> [THE TASK]: What lines in the records include the string "Institute"? Return each one.

App and web page records:
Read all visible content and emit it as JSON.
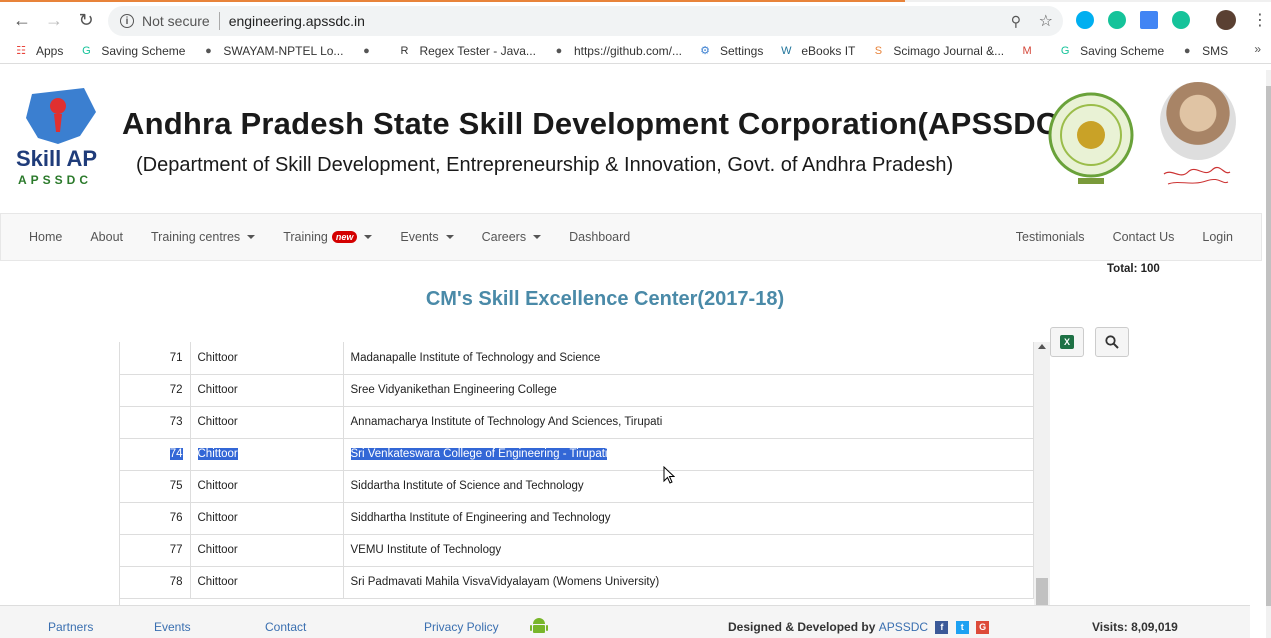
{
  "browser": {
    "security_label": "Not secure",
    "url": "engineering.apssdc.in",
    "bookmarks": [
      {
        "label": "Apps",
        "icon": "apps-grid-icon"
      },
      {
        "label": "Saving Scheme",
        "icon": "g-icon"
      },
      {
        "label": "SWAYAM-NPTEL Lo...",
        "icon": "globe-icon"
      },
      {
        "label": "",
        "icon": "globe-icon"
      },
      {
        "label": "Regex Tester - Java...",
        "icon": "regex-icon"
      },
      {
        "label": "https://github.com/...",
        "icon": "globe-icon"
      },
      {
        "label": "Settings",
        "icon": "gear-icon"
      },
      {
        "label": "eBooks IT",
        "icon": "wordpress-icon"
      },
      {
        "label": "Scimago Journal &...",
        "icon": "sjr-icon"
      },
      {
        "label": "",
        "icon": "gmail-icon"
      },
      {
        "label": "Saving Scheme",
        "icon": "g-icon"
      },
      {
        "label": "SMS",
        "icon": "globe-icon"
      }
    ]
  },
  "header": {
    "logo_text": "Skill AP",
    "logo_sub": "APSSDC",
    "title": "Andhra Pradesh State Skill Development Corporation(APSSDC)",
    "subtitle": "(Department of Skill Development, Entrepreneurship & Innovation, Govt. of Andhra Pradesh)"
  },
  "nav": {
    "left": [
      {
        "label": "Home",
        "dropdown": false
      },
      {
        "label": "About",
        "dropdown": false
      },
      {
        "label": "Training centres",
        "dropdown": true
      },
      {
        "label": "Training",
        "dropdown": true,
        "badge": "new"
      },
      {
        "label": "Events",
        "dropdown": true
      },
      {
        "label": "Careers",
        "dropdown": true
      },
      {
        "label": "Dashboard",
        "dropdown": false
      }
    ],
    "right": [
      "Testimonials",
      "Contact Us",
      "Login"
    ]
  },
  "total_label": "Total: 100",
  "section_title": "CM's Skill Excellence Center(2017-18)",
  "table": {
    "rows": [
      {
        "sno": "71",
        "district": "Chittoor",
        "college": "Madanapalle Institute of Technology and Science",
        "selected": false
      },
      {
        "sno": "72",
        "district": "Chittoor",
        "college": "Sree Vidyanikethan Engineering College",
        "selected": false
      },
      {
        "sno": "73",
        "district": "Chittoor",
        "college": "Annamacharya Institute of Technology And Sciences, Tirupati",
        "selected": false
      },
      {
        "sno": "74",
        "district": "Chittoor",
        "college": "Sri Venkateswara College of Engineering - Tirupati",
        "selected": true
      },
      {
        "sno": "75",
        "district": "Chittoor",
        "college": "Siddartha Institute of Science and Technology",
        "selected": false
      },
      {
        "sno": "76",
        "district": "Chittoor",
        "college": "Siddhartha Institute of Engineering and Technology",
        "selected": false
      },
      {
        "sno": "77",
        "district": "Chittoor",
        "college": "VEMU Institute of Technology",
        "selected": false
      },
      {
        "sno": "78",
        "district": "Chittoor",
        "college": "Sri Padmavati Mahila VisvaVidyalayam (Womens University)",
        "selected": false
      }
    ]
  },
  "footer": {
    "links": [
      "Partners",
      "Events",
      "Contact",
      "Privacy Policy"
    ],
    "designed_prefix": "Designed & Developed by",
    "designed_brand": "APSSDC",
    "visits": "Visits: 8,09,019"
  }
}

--

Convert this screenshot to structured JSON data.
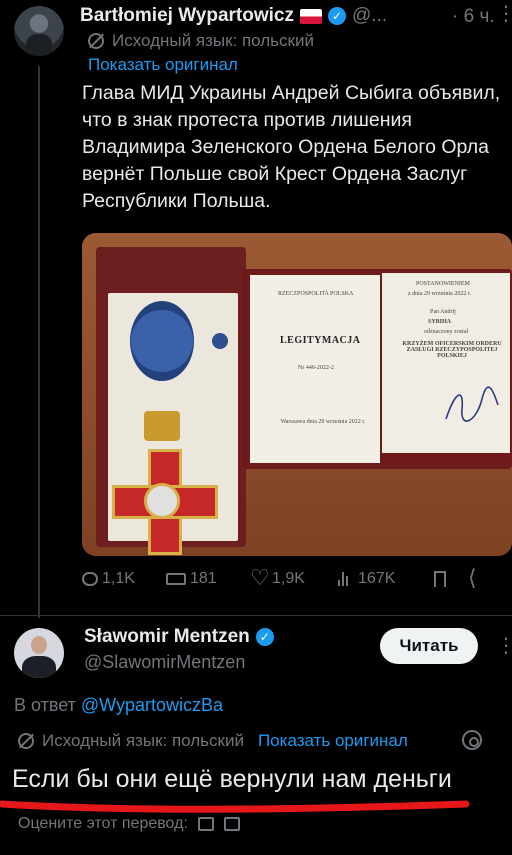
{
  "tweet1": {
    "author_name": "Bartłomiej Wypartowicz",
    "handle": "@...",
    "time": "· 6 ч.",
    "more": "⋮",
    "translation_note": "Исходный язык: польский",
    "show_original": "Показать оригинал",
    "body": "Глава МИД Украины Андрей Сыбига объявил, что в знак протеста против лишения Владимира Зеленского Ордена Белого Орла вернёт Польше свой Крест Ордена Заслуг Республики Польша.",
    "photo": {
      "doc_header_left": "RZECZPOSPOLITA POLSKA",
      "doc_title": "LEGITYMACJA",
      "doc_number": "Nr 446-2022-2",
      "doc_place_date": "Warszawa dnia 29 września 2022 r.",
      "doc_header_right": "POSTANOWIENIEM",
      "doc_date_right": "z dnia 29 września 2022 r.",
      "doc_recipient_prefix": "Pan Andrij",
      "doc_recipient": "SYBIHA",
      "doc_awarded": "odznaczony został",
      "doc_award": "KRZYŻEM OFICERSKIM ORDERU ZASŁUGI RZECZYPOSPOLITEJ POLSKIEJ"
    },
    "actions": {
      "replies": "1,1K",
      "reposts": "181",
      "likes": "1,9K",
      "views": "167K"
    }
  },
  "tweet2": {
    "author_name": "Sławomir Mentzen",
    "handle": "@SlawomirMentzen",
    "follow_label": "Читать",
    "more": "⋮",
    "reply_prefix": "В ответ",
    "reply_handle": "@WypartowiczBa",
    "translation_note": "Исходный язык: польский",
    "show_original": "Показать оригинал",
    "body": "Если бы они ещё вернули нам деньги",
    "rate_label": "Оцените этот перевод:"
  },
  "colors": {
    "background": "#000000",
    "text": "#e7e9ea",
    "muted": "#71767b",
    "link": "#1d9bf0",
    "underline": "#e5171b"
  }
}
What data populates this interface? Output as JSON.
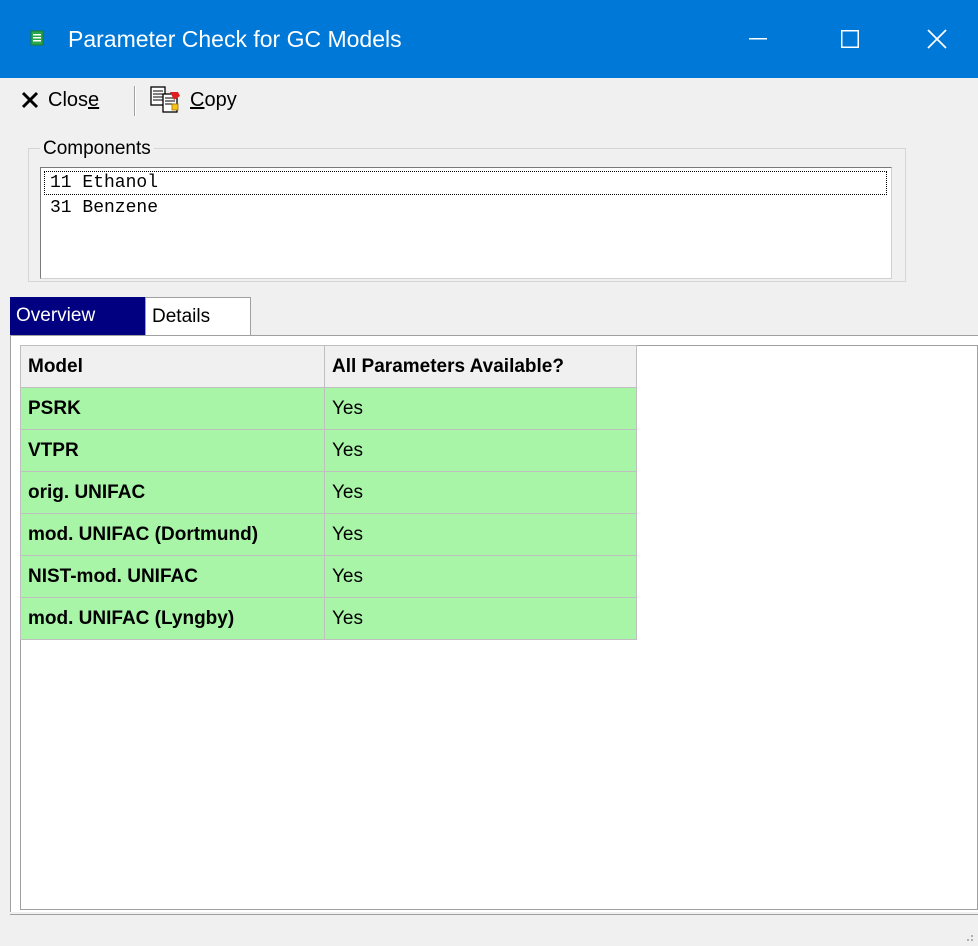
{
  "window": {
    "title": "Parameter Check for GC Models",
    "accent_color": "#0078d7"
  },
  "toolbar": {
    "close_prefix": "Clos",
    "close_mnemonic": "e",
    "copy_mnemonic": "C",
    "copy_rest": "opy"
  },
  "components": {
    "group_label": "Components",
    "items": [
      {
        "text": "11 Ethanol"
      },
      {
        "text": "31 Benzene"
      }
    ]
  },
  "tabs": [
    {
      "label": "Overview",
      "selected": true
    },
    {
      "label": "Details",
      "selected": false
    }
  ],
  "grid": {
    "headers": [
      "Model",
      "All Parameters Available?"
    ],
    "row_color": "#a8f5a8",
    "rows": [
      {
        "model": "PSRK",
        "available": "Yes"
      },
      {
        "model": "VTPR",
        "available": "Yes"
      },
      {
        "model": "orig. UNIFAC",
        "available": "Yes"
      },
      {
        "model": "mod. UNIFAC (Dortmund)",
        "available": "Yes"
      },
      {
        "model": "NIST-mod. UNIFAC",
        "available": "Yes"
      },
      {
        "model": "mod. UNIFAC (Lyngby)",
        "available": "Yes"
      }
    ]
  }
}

> [OUTPUT OF THE EXERCISE]:
        "college": "Madanapalle Institute of Technology and Science",
        "college": "Annamacharya Institute of Technology And Sciences, Tirupati",
        "college": "Siddartha Institute of Science and Technology",
        "college": "Siddhartha Institute of Engineering and Technology",
        "college": "VEMU Institute of Technology",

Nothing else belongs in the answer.